This referenced article is posted in Forbes and reviews Southeast Asia’s vast population and continued growth in economic activity during this century. We have covered the region on a regular basis, most recently in a member report on commercial credit cards, and also in a viewpoint on B2B cross-border payments, which represents more than 80% of use cases.
Although there is a wide range of sophistication in many respects, the adoption of real-time payment systems has been keeping pace with the rest of the world. The author focuses on a sub-region called ASEAN as a potential launch point for combining some of these payments capabilities into a real-time cross-border platform for the larger region.
‘Although this diversity adds to the character of the region, it has also made it challenging to achieve any sort of regional political or economic cooperation.…One of the few is the Association of South East Asian Nations, or ASEAN, which was established in 1967 with a focus on accelerating economic growth, social progress, and cultural development across the bloc’s member countries. The sub-regional group has grown quickly in the years since….From 2005 to 2018, total merchandise trade across ASEAN grew from US$1.2 trillion to US$2.8 trillion, of which 23% was related to intra-ASEAN trade. E-commerce grew even faster from US$11 billion in 2017 to US$24 billion in 2018.’
Now one could say that the only regional real-time cross-border payments system is SCT Inst, but that is a single currency proposition. There is the Nordic effort underway called P27, which is purported to launch during 2021, making it the first real-time cross-border system dealing in multiple currencies. In effect, that is what the author suggests will be coming from an ASEAN collaboration sometime in the near future.
‘However, the lack of uniform regulations, a common currency, and a consistent economic agenda within ASEAN, have impeded the development of a region-wide agreement on cross-border payments. The ASEAN organization itself is still undecided on how to approach the creation of an APN and fundamental questions such as who will own the underlying infrastructure and what settlement currency should be used, remain unanswered….As both public and private initiatives progress, we can see the broad brushstrokes of a real-time cross-border network in Southeast Asia forming.
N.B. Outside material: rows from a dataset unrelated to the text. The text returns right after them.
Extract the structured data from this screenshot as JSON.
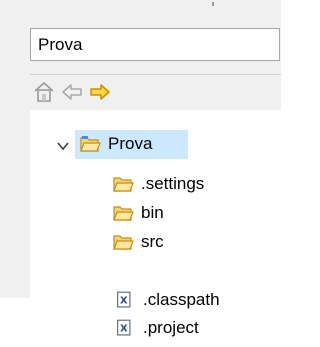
{
  "combo": {
    "value": "Prova"
  },
  "tree": {
    "project": {
      "label": "Prova",
      "icon": "open-project-folder-icon"
    },
    "children": [
      {
        "label": ".settings",
        "icon": "folder-icon"
      },
      {
        "label": "bin",
        "icon": "folder-icon"
      },
      {
        "label": "src",
        "icon": "folder-icon"
      },
      {
        "label": ".classpath",
        "icon": "xml-file-icon"
      },
      {
        "label": ".project",
        "icon": "xml-file-icon"
      }
    ]
  },
  "colors": {
    "selection": "#cce8ff",
    "folder": "#f2c35a",
    "forward_arrow": "#f5b800"
  }
}
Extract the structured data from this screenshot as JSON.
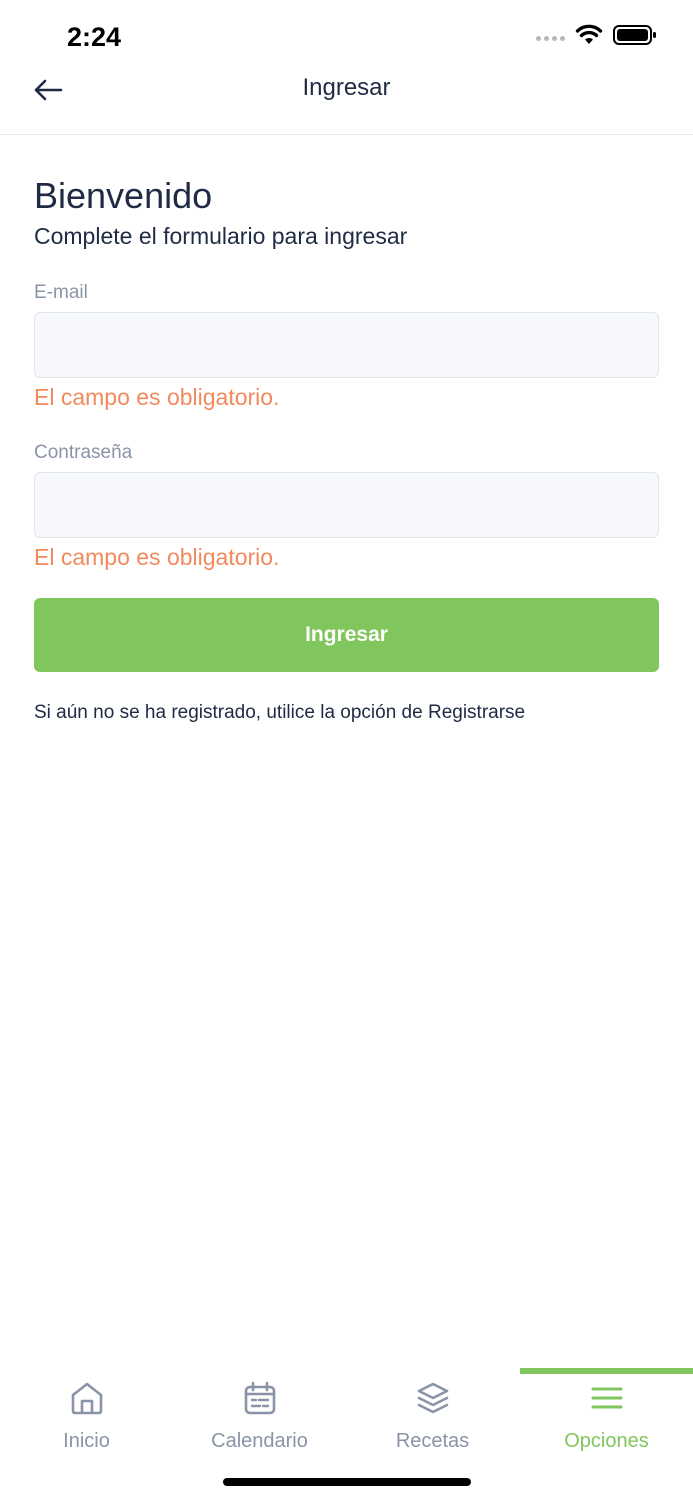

Leveraging domestic real-time payment central infrastructures (CIs) as a basis and establishing cross-border linkages are creating a network of payment rails increasingly being used for both retail and commercial real-time, cross-border payments.Indeed, it is the private sector rather than government which is leading the way in the development of a regional real-time cross-border payment network in what is a natural evolution of the payments industry in the APAC region.’
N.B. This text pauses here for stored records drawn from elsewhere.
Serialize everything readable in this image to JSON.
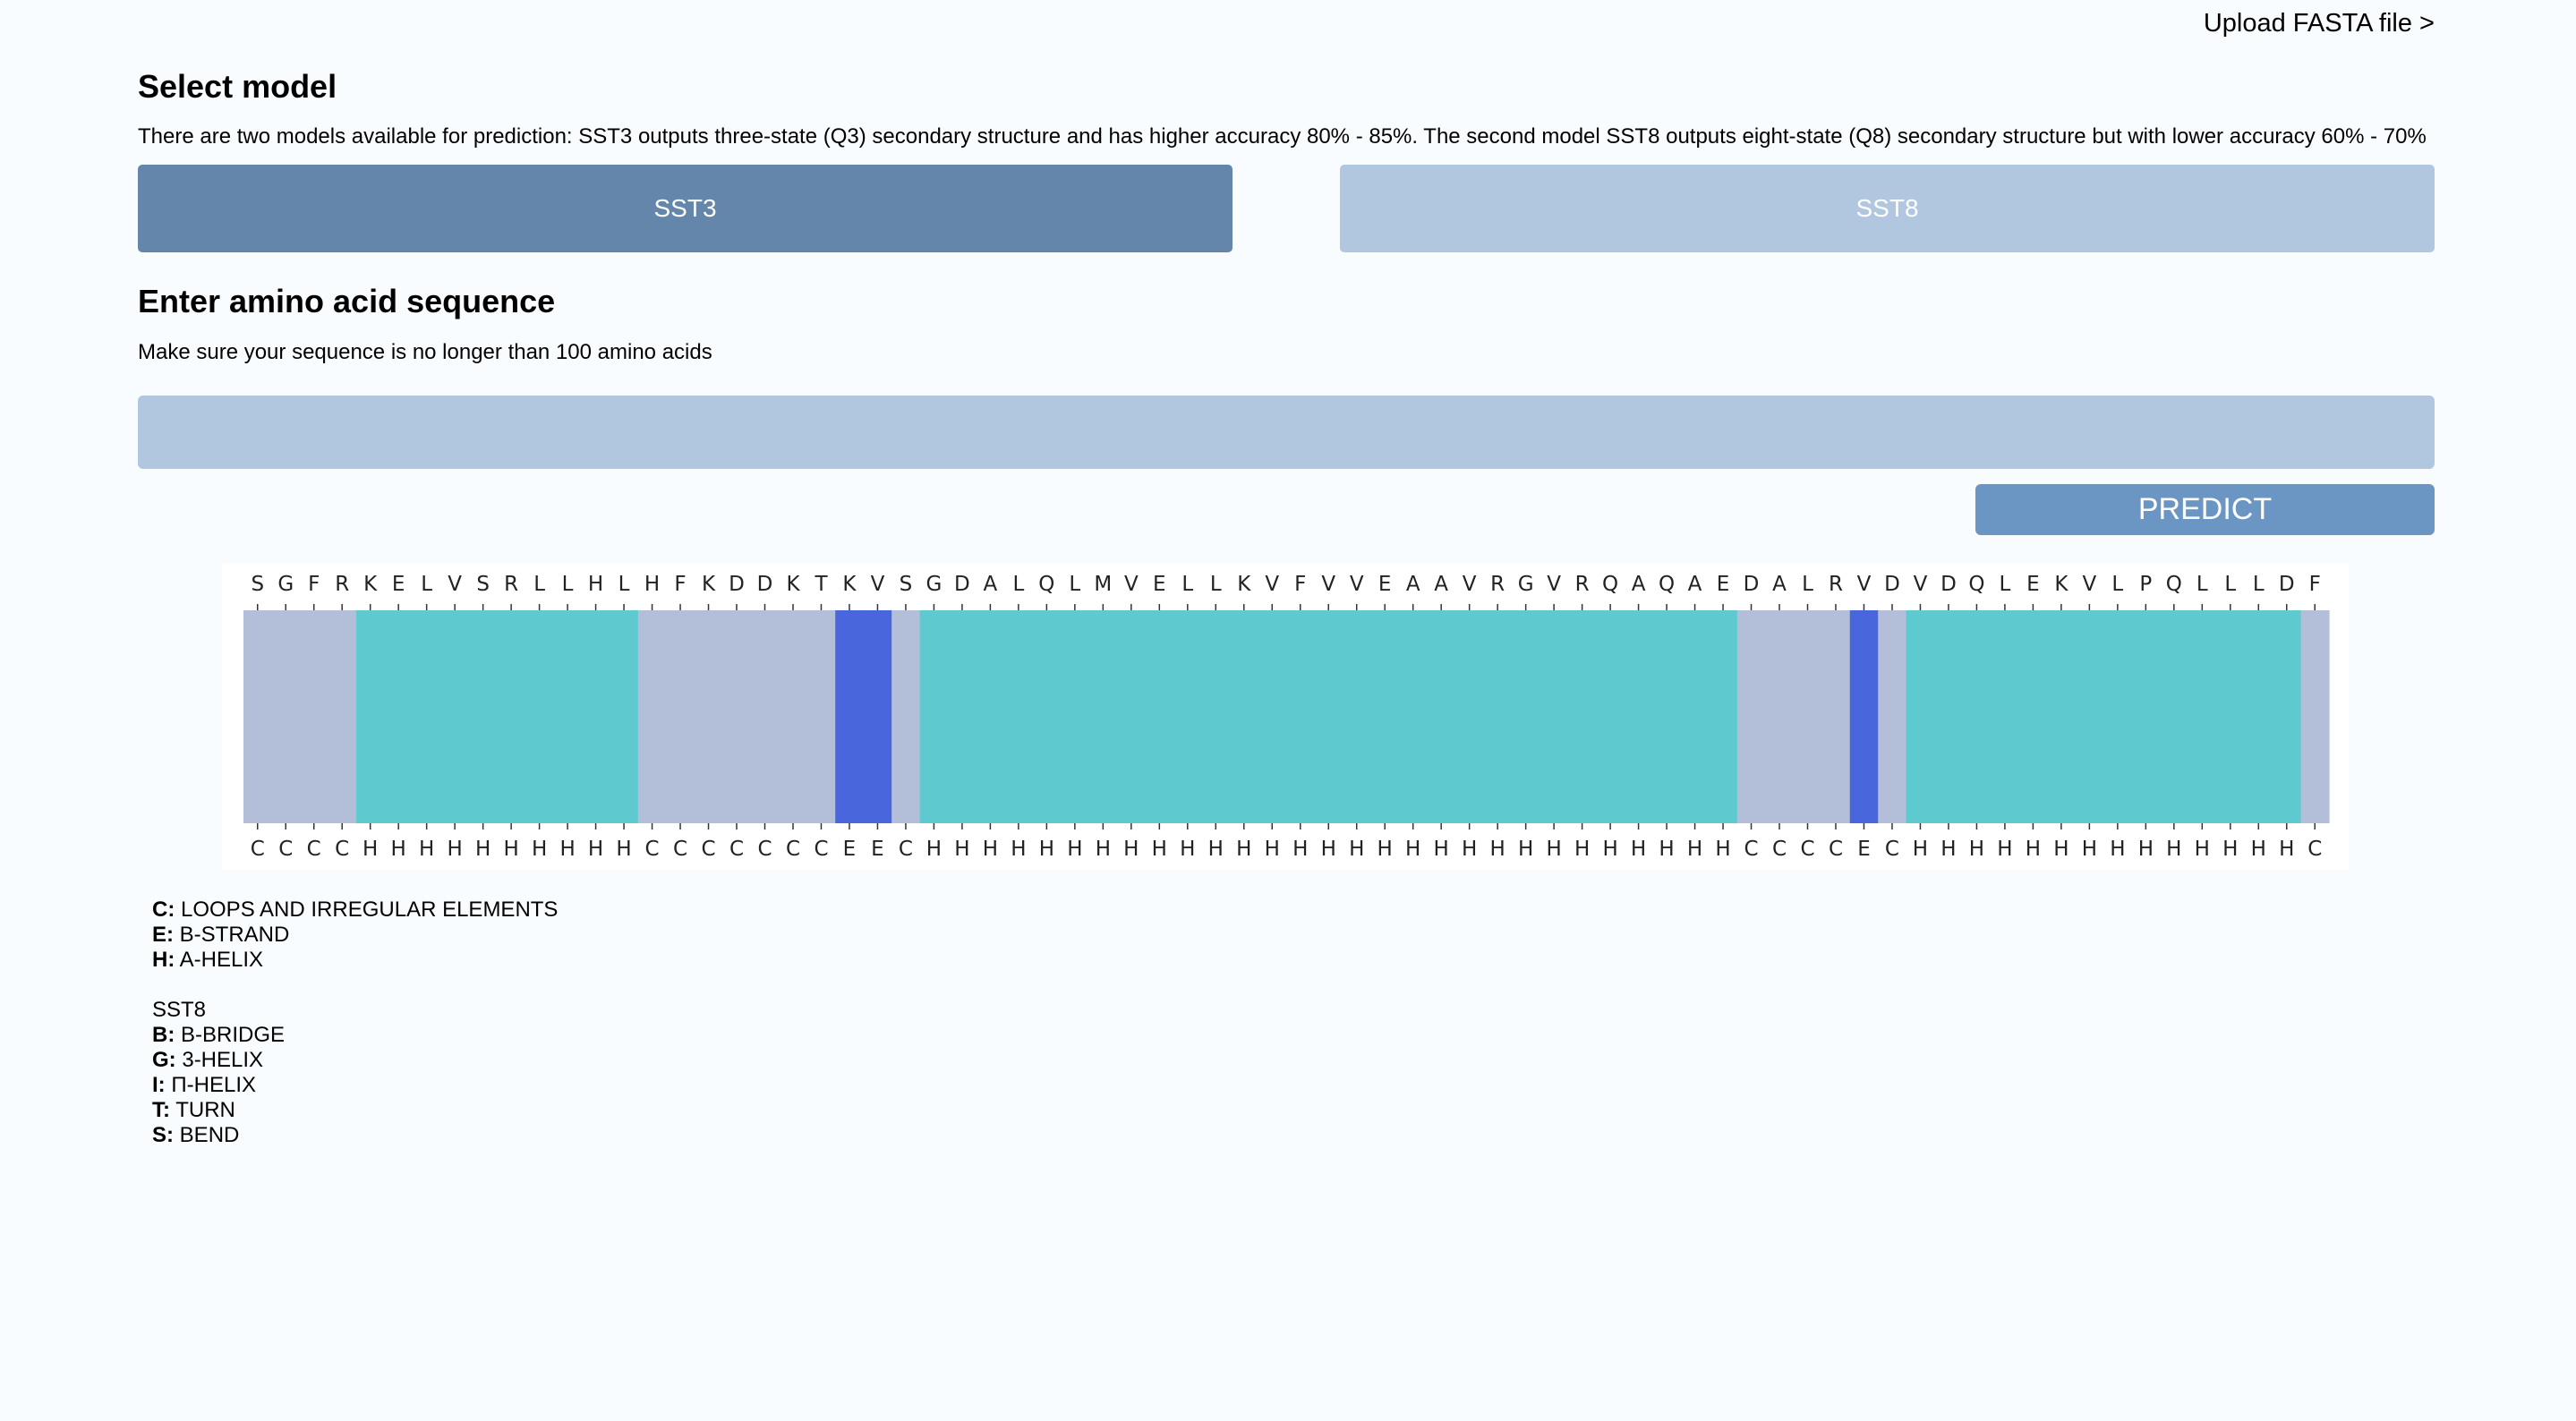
{
  "header": {
    "upload_link": "Upload FASTA file >"
  },
  "model_section": {
    "title": "Select model",
    "description": "There are two models available for prediction: SST3 outputs three-state (Q3) secondary structure and has higher accuracy 80% - 85%. The second model SST8 outputs eight-state (Q8) secondary structure but with lower accuracy 60% - 70%",
    "buttons": [
      {
        "label": "SST3",
        "selected": true
      },
      {
        "label": "SST8",
        "selected": false
      }
    ]
  },
  "sequence_section": {
    "title": "Enter amino acid sequence",
    "hint": "Make sure your sequence is no longer than 100 amino acids",
    "input_value": "",
    "predict_label": "PREDICT"
  },
  "colors": {
    "C": "#b3bfd9",
    "H": "#5ecacf",
    "E": "#4966dc"
  },
  "chart_data": {
    "type": "heatmap",
    "sequence": [
      "S",
      "G",
      "F",
      "R",
      "K",
      "E",
      "L",
      "V",
      "S",
      "R",
      "L",
      "L",
      "H",
      "L",
      "H",
      "F",
      "K",
      "D",
      "D",
      "K",
      "T",
      "K",
      "V",
      "S",
      "G",
      "D",
      "A",
      "L",
      "Q",
      "L",
      "M",
      "V",
      "E",
      "L",
      "L",
      "K",
      "V",
      "F",
      "V",
      "V",
      "E",
      "A",
      "A",
      "V",
      "R",
      "G",
      "V",
      "R",
      "Q",
      "A",
      "Q",
      "A",
      "E",
      "D",
      "A",
      "L",
      "R",
      "V",
      "D",
      "V",
      "D",
      "Q",
      "L",
      "E",
      "K",
      "V",
      "L",
      "P",
      "Q",
      "L",
      "L",
      "L",
      "D",
      "F"
    ],
    "structure": [
      "C",
      "C",
      "C",
      "C",
      "H",
      "H",
      "H",
      "H",
      "H",
      "H",
      "H",
      "H",
      "H",
      "H",
      "C",
      "C",
      "C",
      "C",
      "C",
      "C",
      "C",
      "E",
      "E",
      "C",
      "H",
      "H",
      "H",
      "H",
      "H",
      "H",
      "H",
      "H",
      "H",
      "H",
      "H",
      "H",
      "H",
      "H",
      "H",
      "H",
      "H",
      "H",
      "H",
      "H",
      "H",
      "H",
      "H",
      "H",
      "H",
      "H",
      "H",
      "H",
      "H",
      "C",
      "C",
      "C",
      "C",
      "E",
      "C",
      "H",
      "H",
      "H",
      "H",
      "H",
      "H",
      "H",
      "H",
      "H",
      "H",
      "H",
      "H",
      "H",
      "H",
      "C"
    ]
  },
  "legend": {
    "sst3": [
      {
        "code": "C:",
        "label": "LOOPS AND IRREGULAR ELEMENTS"
      },
      {
        "code": "E:",
        "label": "B-STRAND"
      },
      {
        "code": "H:",
        "label": "A-HELIX"
      }
    ],
    "sst8_title": "SST8",
    "sst8": [
      {
        "code": "B:",
        "label": "B-BRIDGE"
      },
      {
        "code": "G:",
        "label": "3-HELIX"
      },
      {
        "code": "I:",
        "label": "Π-HELIX"
      },
      {
        "code": "T:",
        "label": "TURN"
      },
      {
        "code": "S:",
        "label": "BEND"
      }
    ]
  }
}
We know that SWIFT is working in the region as well, using SWIFT gpi as the connective tissue between China, Australia, Singapore and Thailand (the last two of which are part of ASEAN). We are not aware of specific progress. The author goes on to touch on how a SEPA-like approach would work, and then also bringing in QR codes as another method. In any event, the improvement of cross-border payments experiences across the globe continues to be a main target of innovation.
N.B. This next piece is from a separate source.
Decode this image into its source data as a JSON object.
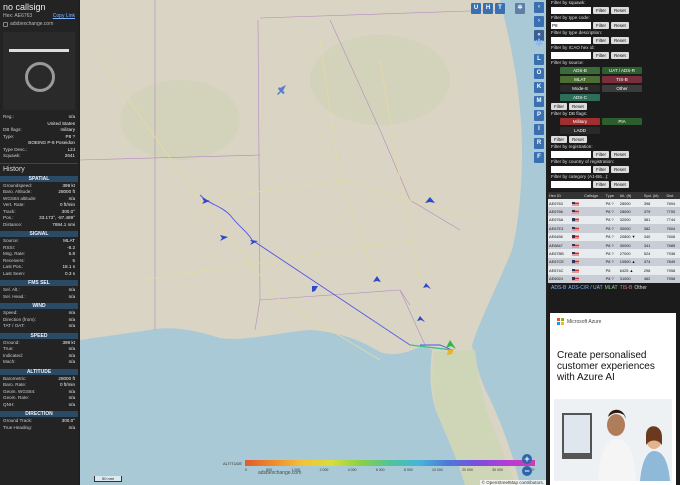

Overview by Steve Murphy, Director, Commercial and Enterprise Payments Advisory Service at Mercator Advisory Group